As we approach the fourth anniversary of the tragedy at Sandy Hook Elementary School, the Connecticut Supreme Court has just agreed to hear an appeal of a case brought by several relatives of the victims.
In October, a Connecticut Superior Court dismissed a suit brought by relatives and administrators of the estates of the victims against the manufacturer and the seller of the firearm used by Adam Lanza on that tragic day. In their suit, the plaintiffs alleged that the sellers and makers of the AR-15knew that it was designed for military use and that civilians were unfit to operate such a weapon. The plaintiffs contended that despite this knowledge, the defendants sold the firearm to civilians, thereby posing “an unreasonable and egregious risk of physical injury to others.” The plaintiffs’ claims were for wrongful death and loss of consortium, and each count also alleged a violation of the Connecticut Unfair Trade Practices Act (CUTPA).

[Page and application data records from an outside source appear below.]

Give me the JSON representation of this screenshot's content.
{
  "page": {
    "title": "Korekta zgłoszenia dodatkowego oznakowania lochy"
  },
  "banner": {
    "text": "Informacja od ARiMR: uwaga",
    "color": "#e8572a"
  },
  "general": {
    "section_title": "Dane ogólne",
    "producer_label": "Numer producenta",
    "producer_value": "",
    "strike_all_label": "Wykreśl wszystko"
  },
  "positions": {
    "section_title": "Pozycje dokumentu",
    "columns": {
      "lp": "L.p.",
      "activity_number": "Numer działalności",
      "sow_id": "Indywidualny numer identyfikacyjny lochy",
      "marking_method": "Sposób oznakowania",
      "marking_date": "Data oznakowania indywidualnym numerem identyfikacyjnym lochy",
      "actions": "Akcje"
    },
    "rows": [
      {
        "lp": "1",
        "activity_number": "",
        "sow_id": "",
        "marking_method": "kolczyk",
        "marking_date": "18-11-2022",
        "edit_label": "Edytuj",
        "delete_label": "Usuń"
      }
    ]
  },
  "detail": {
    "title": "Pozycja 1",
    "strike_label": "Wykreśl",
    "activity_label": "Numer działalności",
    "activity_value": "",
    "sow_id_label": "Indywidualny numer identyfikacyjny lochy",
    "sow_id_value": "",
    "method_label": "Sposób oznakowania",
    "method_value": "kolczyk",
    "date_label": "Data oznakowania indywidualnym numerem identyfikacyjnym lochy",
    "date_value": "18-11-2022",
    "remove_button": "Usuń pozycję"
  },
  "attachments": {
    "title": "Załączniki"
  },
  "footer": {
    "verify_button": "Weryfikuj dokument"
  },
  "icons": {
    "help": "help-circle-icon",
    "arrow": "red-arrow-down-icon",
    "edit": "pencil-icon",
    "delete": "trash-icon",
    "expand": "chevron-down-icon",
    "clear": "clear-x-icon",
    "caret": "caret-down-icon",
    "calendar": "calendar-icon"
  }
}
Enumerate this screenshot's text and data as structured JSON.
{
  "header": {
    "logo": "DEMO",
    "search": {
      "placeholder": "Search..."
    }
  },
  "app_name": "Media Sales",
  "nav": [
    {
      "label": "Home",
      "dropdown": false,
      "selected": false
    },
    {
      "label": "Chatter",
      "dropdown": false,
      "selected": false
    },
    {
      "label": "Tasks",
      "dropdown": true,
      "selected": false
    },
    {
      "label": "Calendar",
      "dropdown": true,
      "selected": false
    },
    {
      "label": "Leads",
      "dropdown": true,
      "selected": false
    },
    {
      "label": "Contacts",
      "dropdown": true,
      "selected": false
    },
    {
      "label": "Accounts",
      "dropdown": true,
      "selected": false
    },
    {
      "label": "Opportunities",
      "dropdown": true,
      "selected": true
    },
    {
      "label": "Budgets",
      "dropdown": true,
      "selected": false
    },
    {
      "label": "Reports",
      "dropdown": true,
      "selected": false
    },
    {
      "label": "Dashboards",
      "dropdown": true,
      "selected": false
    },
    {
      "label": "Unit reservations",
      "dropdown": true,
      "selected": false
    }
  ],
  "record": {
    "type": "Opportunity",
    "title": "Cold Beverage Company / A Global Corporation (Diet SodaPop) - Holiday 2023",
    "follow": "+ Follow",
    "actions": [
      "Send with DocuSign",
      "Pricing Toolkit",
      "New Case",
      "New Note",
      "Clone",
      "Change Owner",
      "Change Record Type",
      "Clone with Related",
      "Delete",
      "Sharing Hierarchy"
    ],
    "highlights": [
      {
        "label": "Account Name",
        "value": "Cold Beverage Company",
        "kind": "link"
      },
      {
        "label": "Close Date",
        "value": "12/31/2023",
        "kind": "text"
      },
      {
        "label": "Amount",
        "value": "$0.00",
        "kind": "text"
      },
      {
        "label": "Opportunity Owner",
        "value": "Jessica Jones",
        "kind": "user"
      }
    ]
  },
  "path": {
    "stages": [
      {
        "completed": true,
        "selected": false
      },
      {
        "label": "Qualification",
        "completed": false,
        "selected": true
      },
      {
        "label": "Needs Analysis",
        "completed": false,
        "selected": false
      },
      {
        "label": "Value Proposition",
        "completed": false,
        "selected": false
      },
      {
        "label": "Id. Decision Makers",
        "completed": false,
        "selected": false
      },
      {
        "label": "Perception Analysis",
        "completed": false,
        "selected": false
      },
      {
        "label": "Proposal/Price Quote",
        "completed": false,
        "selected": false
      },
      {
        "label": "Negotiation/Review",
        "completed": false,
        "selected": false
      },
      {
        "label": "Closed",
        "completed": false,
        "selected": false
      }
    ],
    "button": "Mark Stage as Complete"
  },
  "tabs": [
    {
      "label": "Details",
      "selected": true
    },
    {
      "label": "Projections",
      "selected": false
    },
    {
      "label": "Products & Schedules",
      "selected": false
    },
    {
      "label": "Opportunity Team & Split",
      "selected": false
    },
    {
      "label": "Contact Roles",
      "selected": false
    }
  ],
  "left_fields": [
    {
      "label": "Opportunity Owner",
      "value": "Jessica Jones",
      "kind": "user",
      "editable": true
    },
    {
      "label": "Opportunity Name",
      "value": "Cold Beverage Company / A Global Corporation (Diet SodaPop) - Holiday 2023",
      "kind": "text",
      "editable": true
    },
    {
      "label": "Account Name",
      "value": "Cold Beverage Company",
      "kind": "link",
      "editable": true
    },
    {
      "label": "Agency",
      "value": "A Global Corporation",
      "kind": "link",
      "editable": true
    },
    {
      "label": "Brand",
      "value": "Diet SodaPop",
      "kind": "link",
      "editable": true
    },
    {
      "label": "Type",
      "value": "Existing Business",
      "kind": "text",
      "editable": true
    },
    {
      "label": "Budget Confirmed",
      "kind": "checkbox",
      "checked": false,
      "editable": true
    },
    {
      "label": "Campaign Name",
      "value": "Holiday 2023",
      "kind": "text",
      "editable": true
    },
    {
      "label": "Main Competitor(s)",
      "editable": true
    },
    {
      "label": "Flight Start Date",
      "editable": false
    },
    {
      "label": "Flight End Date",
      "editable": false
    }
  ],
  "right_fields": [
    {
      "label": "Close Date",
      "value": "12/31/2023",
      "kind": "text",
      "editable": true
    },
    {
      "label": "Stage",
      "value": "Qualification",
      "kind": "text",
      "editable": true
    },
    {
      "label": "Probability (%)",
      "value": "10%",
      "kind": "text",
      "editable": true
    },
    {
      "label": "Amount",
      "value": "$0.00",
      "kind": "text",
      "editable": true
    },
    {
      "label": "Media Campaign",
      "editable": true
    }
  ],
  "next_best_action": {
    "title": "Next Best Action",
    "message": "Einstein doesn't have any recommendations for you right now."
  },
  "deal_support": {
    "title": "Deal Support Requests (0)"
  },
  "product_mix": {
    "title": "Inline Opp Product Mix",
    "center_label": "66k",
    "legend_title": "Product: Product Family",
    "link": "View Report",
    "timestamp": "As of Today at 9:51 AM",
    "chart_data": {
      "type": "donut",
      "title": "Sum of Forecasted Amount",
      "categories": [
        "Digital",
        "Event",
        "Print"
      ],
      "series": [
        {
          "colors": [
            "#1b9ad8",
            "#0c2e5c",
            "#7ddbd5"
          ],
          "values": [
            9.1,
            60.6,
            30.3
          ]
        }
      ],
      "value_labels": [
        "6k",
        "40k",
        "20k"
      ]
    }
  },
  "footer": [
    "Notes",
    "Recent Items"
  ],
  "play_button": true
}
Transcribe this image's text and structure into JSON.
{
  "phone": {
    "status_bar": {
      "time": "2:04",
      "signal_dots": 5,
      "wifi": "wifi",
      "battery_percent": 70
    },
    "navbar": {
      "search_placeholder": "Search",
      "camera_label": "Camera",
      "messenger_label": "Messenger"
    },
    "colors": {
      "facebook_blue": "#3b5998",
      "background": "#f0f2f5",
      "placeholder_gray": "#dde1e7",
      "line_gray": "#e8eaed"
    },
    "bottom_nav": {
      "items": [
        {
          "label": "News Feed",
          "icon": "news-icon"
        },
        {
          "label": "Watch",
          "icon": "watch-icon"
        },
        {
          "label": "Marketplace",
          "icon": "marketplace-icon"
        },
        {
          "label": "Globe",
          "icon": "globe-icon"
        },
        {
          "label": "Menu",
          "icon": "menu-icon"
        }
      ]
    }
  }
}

The defendants filed a motion to strike, invoking immunity under the Protection of Lawful Commerce in Arms Act (PLCAA), 15 U.S.C. § 7901 et seq. The PLCAA, passed in 2005, shields firearm manufacturers and sellers from civil suits related to the “criminal or unlawful use of a firearm.”
There are several exceptions to the shield from liability, including the negligent entrustment exception, upon which the plaintiffs in this case relied. The negligent entrustment exception applies where a seller “knows, or reasonably should have known” that the buyer “is likely to, and does, use the product in a manner involving unreasonable risk of physical injury to the person or others.”
The Court ruled that the defendants’ conduct did not constitute negligent entrustment under Connecticut law or under the definition set forth in the PLCAA because the defendants did not directly entrust the weapon to the shooter, which the Court determined was necessary for the exception to apply.
The plaintiffs also claimed that the defendants violated the Connecticut Unfair Trade Protection Act (CUTPA) by marketing the type of weapon Lanza used to the public, arguing that selling a weapon to civilians designed for military or law enforcement use posed an unreasonable and egregious risk to others. The court found the CUTPA claims legally insufficient because the plaintiffs did not allege a business relationship with the defendants. CUTPA does not explicitly require a business relationship between the parties, but case law has interpreted the statute to require such a relationship. The plaintiffs are asking the Supreme Court to clarify whether the statute should be interpreted this way.
The Superior Court’s opinion on the defendants’ motion to strike can be read here.
The docket and filings for the appeal is available on the Judicial Branch website.